Thanks for the read of this gentle and lovely poem, Grace.

J.
 
+Quote Post  Go to the top of the page
Guest_Billydo_*
post Jul 16 05, 03:58
Post #17





Guest






Delightfully innocent depiction of a child. This something wonderful about watching a played-out child slump into sleep in your arms, or the sudden shift in weight as they drift-off on your shoulders. Caught here.

Brill!
 
+Quote Post  Go to the top of the page
Guest_Jox_*
post Jul 16 05, 04:08
Post #18





Guest






>M>Delightfully innocent depiction of a child. This something wonderful about watching a played-out child slump into sleep in your arms, or the sudden shift in weight as they drift-off on your shoulders. Caught here.

Well, yes but if the sleeping dead-weight is anything like my English Setters, when sleeping on me, it hurts, too! (They also jerk their heads betwixt my shoulder and chest, thus bashing my nose).
 
+Quote Post  Go to the top of the page
Guest__*
post Jul 16 05, 04:18
Post #19





Guest






Dear Grace,

You are quite right, I did not say it was good.

I suppose I've become blase - ALL you stuff is good, otherwise I would not wish to "polish" up the facets !

Have a lovely sail holiday.
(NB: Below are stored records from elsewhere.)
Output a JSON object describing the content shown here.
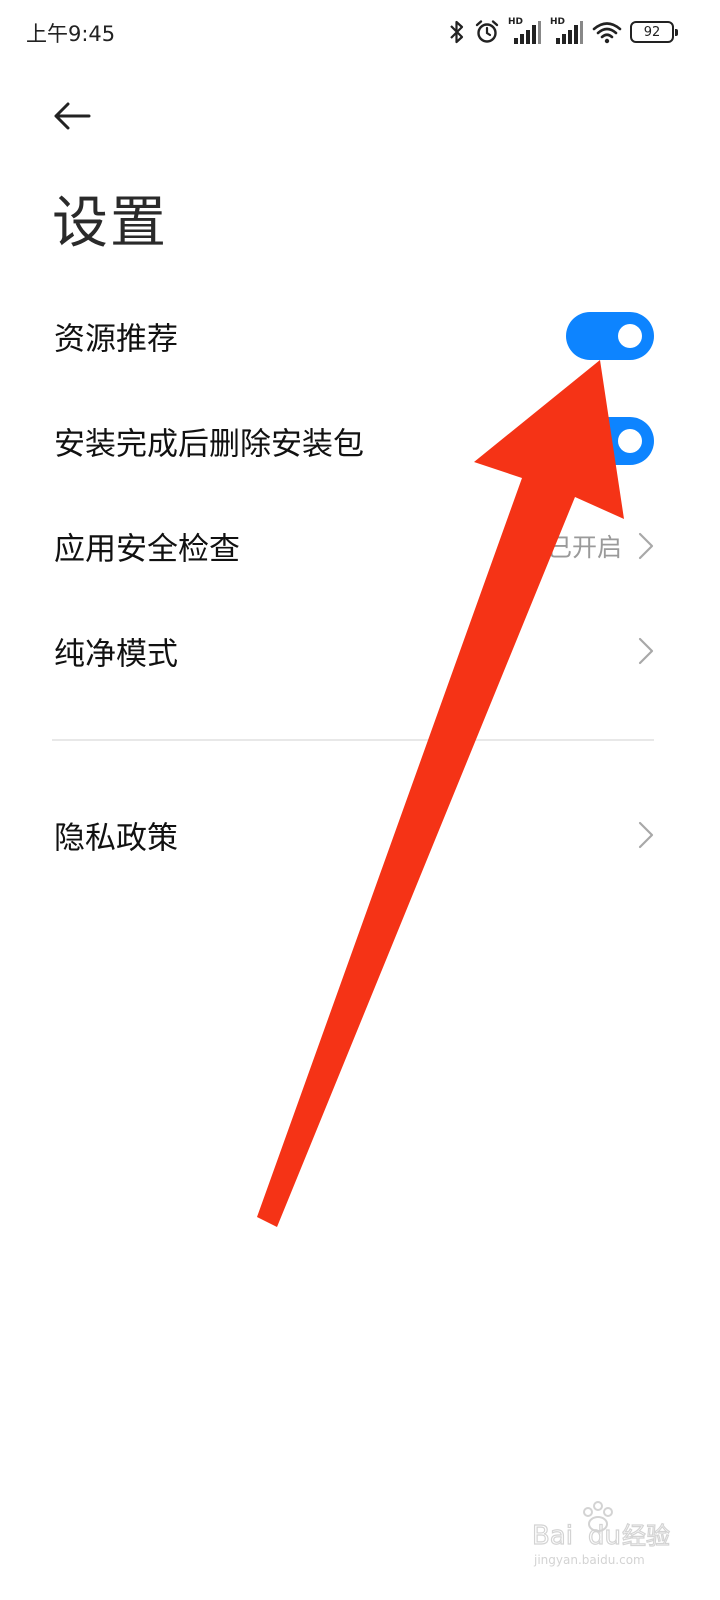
{
  "status_bar": {
    "time": "上午9:45",
    "network_label_1": "HD",
    "network_label_2": "HD",
    "battery": "92",
    "icons": [
      "bluetooth-icon",
      "alarm-icon",
      "signal-icon",
      "signal-icon",
      "wifi-icon",
      "battery-icon"
    ]
  },
  "header": {
    "back_icon": "arrow-left-icon",
    "title": "设置"
  },
  "settings": {
    "items": [
      {
        "label": "资源推荐",
        "type": "toggle",
        "on": true
      },
      {
        "label": "安装完成后删除安装包",
        "type": "toggle",
        "on": true
      },
      {
        "label": "应用安全检查",
        "type": "link",
        "value": "已开启"
      },
      {
        "label": "纯净模式",
        "type": "link",
        "value": ""
      }
    ],
    "privacy": {
      "label": "隐私政策",
      "type": "link"
    }
  },
  "colors": {
    "accent": "#0d84ff",
    "annotation_arrow": "#f53316",
    "divider": "#e8e8e8",
    "secondary_text": "#9a9a9a"
  },
  "watermark": {
    "text": "Baidu经验",
    "url_text": "jingyan.baidu.com"
  }
}
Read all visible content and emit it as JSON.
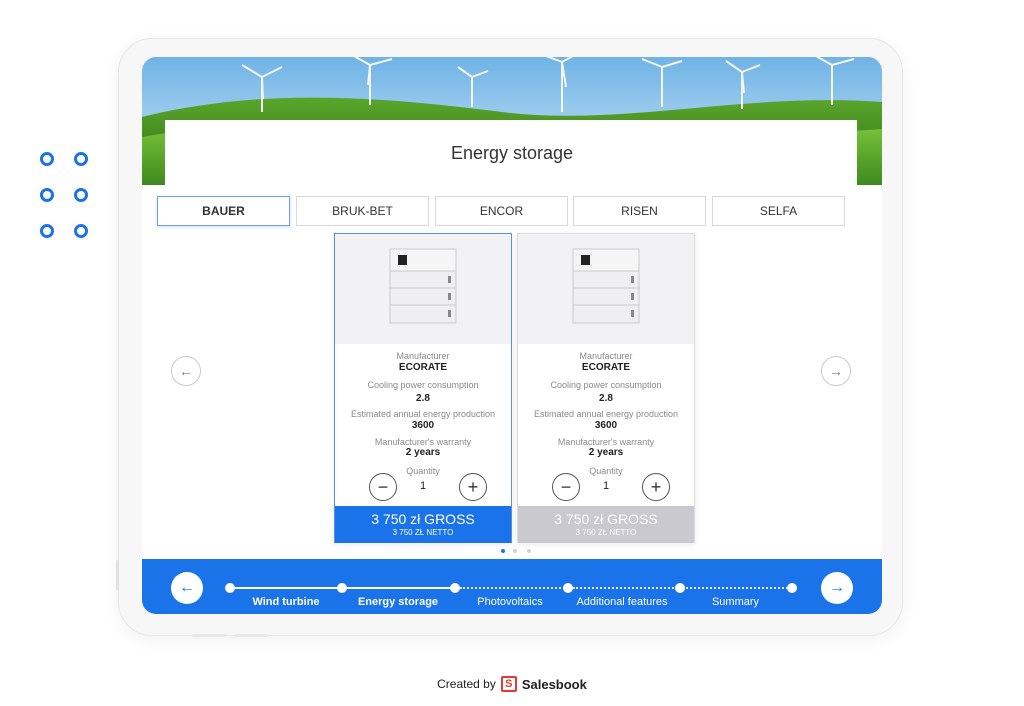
{
  "page": {
    "title": "Energy storage",
    "brand_color": "#1a73e8"
  },
  "tabs": [
    {
      "label": "BAUER",
      "active": true
    },
    {
      "label": "BRUK-BET",
      "active": false
    },
    {
      "label": "ENCOR",
      "active": false
    },
    {
      "label": "RISEN",
      "active": false
    },
    {
      "label": "SELFA",
      "active": false
    }
  ],
  "products": [
    {
      "manufacturer_label": "Manufacturer",
      "manufacturer": "ECORATE",
      "cooling_label": "Cooling power consumption",
      "cooling": "2.8",
      "production_label": "Estimated annual energy production",
      "production": "3600",
      "warranty_label": "Manufacturer's warranty",
      "warranty": "2 years",
      "quantity_label": "Quantity",
      "quantity": "1",
      "gross": "3 750 zł  GROSS",
      "netto": "3 750 ZŁ  NETTO",
      "selected": true
    },
    {
      "manufacturer_label": "Manufacturer",
      "manufacturer": "ECORATE",
      "cooling_label": "Cooling power consumption",
      "cooling": "2.8",
      "production_label": "Estimated annual energy production",
      "production": "3600",
      "warranty_label": "Manufacturer's warranty",
      "warranty": "2 years",
      "quantity_label": "Quantity",
      "quantity": "1",
      "gross": "3 750 zł  GROSS",
      "netto": "3 750 ZŁ  NETTO",
      "selected": false
    }
  ],
  "pager": {
    "count": 3,
    "active": 1
  },
  "steps": [
    {
      "label": "Wind turbine",
      "done": true
    },
    {
      "label": "Energy storage",
      "done": true
    },
    {
      "label": "Photovoltaics",
      "done": false
    },
    {
      "label": "Additional features",
      "done": false
    },
    {
      "label": "Summary",
      "done": false
    }
  ],
  "icons": {
    "prev": "arrow-left-icon",
    "next": "arrow-right-icon",
    "minus": "minus-icon",
    "plus": "plus-icon"
  },
  "credit": {
    "prefix": "Created by",
    "brand": "Salesbook",
    "logo_letter": "S"
  }
}
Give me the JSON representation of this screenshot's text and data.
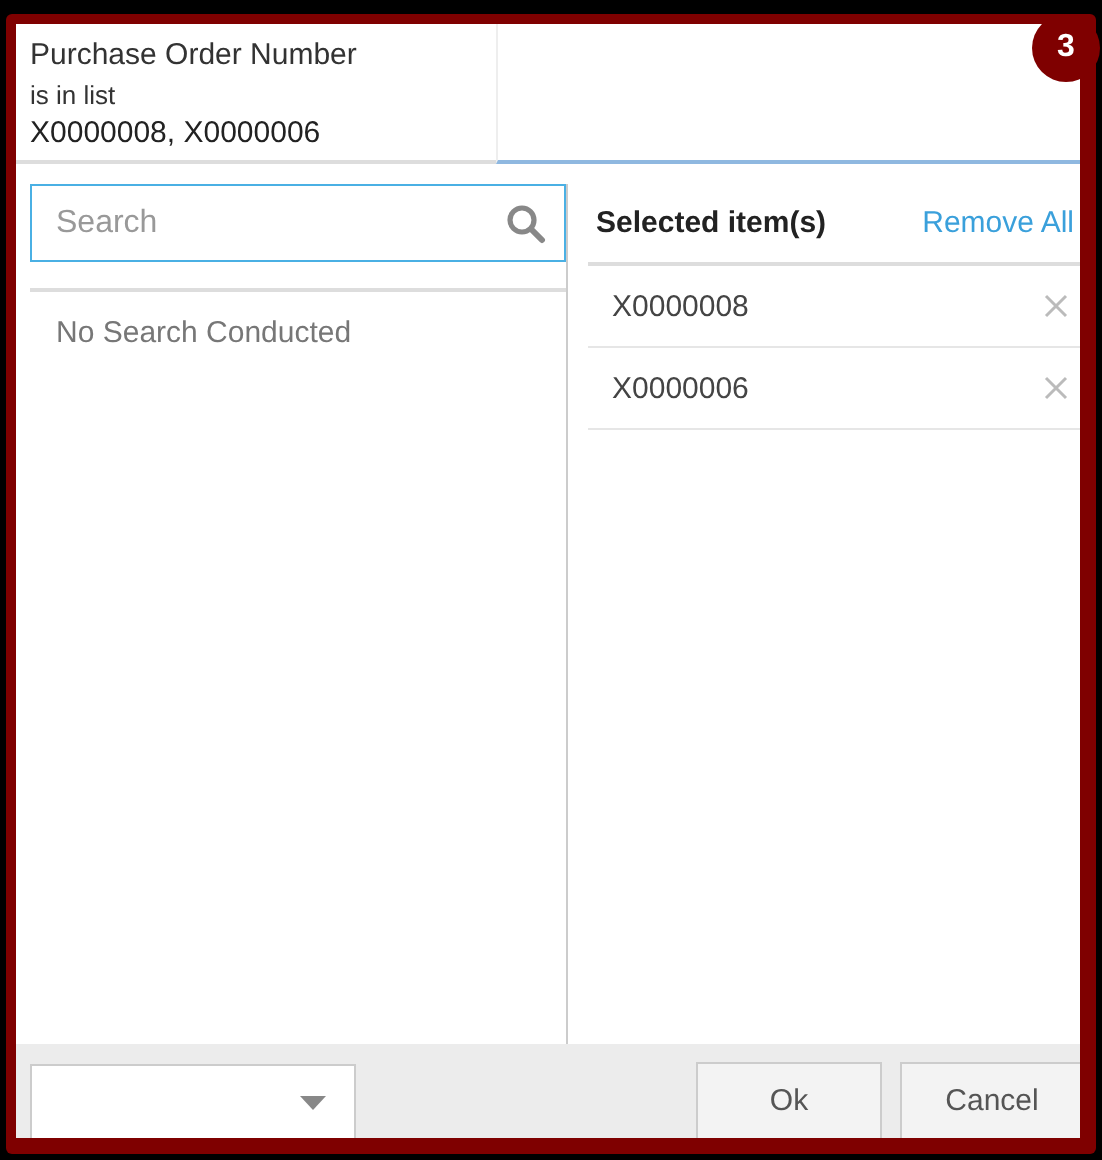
{
  "badge": "3",
  "header": {
    "field": "Purchase Order Number",
    "operator": "is in list",
    "values": "X0000008, X0000006"
  },
  "search": {
    "placeholder": "Search"
  },
  "empty_message": "No Search Conducted",
  "selected": {
    "title": "Selected item(s)",
    "remove_all": "Remove All",
    "items": [
      {
        "label": "X0000008"
      },
      {
        "label": "X0000006"
      }
    ]
  },
  "buttons": [
    "Ok",
    "Cancel"
  ]
}
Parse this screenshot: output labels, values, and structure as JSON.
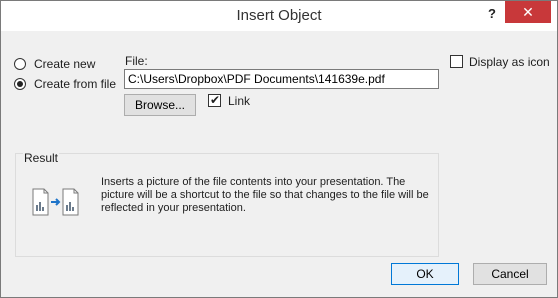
{
  "window": {
    "title": "Insert Object",
    "help_label": "?",
    "close_label": "✕"
  },
  "source": {
    "create_new_label": "Create new",
    "create_new_accel": "n",
    "create_from_file_label": "Create from file",
    "create_from_file_accel": "l",
    "selected": "create_from_file"
  },
  "file": {
    "label": "File:",
    "path_value": "C:\\Users\\Dropbox\\PDF Documents\\141639e.pdf",
    "browse_label": "Browse...",
    "link_label": "Link",
    "link_checked": true
  },
  "display_as_icon": {
    "label": "Display as icon",
    "checked": false
  },
  "result": {
    "heading": "Result",
    "description": "Inserts a picture of the file contents into your presentation. The picture will be a shortcut to the file so that changes to the file will be reflected in your presentation.",
    "icon": "linked-file-icon"
  },
  "buttons": {
    "ok_label": "OK",
    "cancel_label": "Cancel"
  },
  "colors": {
    "close_bg": "#c8383a",
    "dialog_bg": "#f0f0f0",
    "ok_border": "#0078d7",
    "arrow": "#1e74c9"
  }
}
Rather you than me !

Love
Alan
 
+Quote Post  Go to the top of the page
Guest_Nina_*
post Jul 16 05, 11:01
Post #20





Guest






Hi Grace, Mike, James

>M>Delightfully innocent depiction of a child. This something wonderful about watching a played-out child slump into sleep in your arms, or the sudden shift in weight as they drift-off on your shoulders. Caught here.

Well, yes but if the sleeping dead-weight is anything like my English Setters, when sleeping on me, it hurts, too! (They also jerk their heads betwixt my shoulder and chest, thus bashing my nose).

yes, a sleeping child can be heavy (never been nose-butted though) but as Mike says there is something wonderful about watching and feeling a child fall asleep in your arms, on your shoulder or chest, a feeling of the total trust they put in you to look after them, protect them.  The warmth and tranquillity coming from them.  I'm sure despite the discomfort you get the same feeling with your Setters.

Nina
 
+Quote Post  Go to the top of the page
1 User(s) are reading this topic (1 Guests and 0 Anonymous Users)
0 Members:

3 Pages V   1 2 3 >
Reply to this topicStart new topic

 

RSS Lo-Fi Version Time is now: 21st October 2019 - 22:14




Read our FLYERS - click below



Reference links provided to aid in fine-tuning your writings. ENJOY!

more Quotes
more Art Quotes
Dictionary.com ~ Thesaurus.com

Search:
for
Type in a word below to find its rhymes, synonyms, and more:

Word: